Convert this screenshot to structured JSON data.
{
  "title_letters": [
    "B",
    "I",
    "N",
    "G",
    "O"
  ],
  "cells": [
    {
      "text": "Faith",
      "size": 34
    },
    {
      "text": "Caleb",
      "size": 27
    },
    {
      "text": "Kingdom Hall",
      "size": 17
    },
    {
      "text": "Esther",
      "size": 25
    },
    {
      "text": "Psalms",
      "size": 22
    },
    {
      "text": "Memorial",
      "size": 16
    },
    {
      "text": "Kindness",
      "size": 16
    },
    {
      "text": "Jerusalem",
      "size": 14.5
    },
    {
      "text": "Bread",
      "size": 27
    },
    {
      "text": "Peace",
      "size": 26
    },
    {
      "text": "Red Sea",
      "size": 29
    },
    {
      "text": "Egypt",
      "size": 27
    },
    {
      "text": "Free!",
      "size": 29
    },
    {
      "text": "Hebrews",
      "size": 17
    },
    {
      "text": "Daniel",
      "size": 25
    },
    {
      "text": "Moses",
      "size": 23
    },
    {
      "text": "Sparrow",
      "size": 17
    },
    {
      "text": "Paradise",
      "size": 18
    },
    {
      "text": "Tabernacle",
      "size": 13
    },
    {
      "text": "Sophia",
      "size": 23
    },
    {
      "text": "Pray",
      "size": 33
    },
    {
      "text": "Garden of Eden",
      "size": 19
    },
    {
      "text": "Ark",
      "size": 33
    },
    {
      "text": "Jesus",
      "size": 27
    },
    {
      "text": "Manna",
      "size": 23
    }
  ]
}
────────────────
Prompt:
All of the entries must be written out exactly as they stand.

Response area:
Convert this screenshot to structured JSON data.
{
  "title_letters": [
    "B",
    "I",
    "N",
    "G",
    "O"
  ],
  "cells": [
    {
      "text": "Faith",
      "size": 34
    },
    {
      "text": "Caleb",
      "size": 27
    },
    {
      "text": "Kingdom Hall",
      "size": 17
    },
    {
      "text": "Esther",
      "size": 25
    },
    {
      "text": "Psalms",
      "size": 22
    },
    {
      "text": "Memorial",
      "size": 16
    },
    {
      "text": "Kindness",
      "size": 16
    },
    {
      "text": "Jerusalem",
      "size": 14.5
    },
    {
      "text": "Bread",
      "size": 27
    },
    {
      "text": "Peace",
      "size": 26
    },
    {
      "text": "Red Sea",
      "size": 29
    },
    {
      "text": "Egypt",
      "size": 27
    },
    {
      "text": "Free!",
      "size": 29
    },
    {
      "text": "Hebrews",
      "size": 17
    },
    {
      "text": "Daniel",
      "size": 25
    },
    {
      "text": "Moses",
      "size": 23
    },
    {
      "text": "Sparrow",
      "size": 17
    },
    {
      "text": "Paradise",
      "size": 18
    },
    {
      "text": "Tabernacle",
      "size": 13
    },
    {
      "text": "Sophia",
      "size": 23
    },
    {
      "text": "Pray",
      "size": 33
    },
    {
      "text": "Garden of Eden",
      "size": 19
    },
    {
      "text": "Ark",
      "size": 33
    },
    {
      "text": "Jesus",
      "size": 27
    },
    {
      "text": "Manna",
      "size": 23
    }
  ]
}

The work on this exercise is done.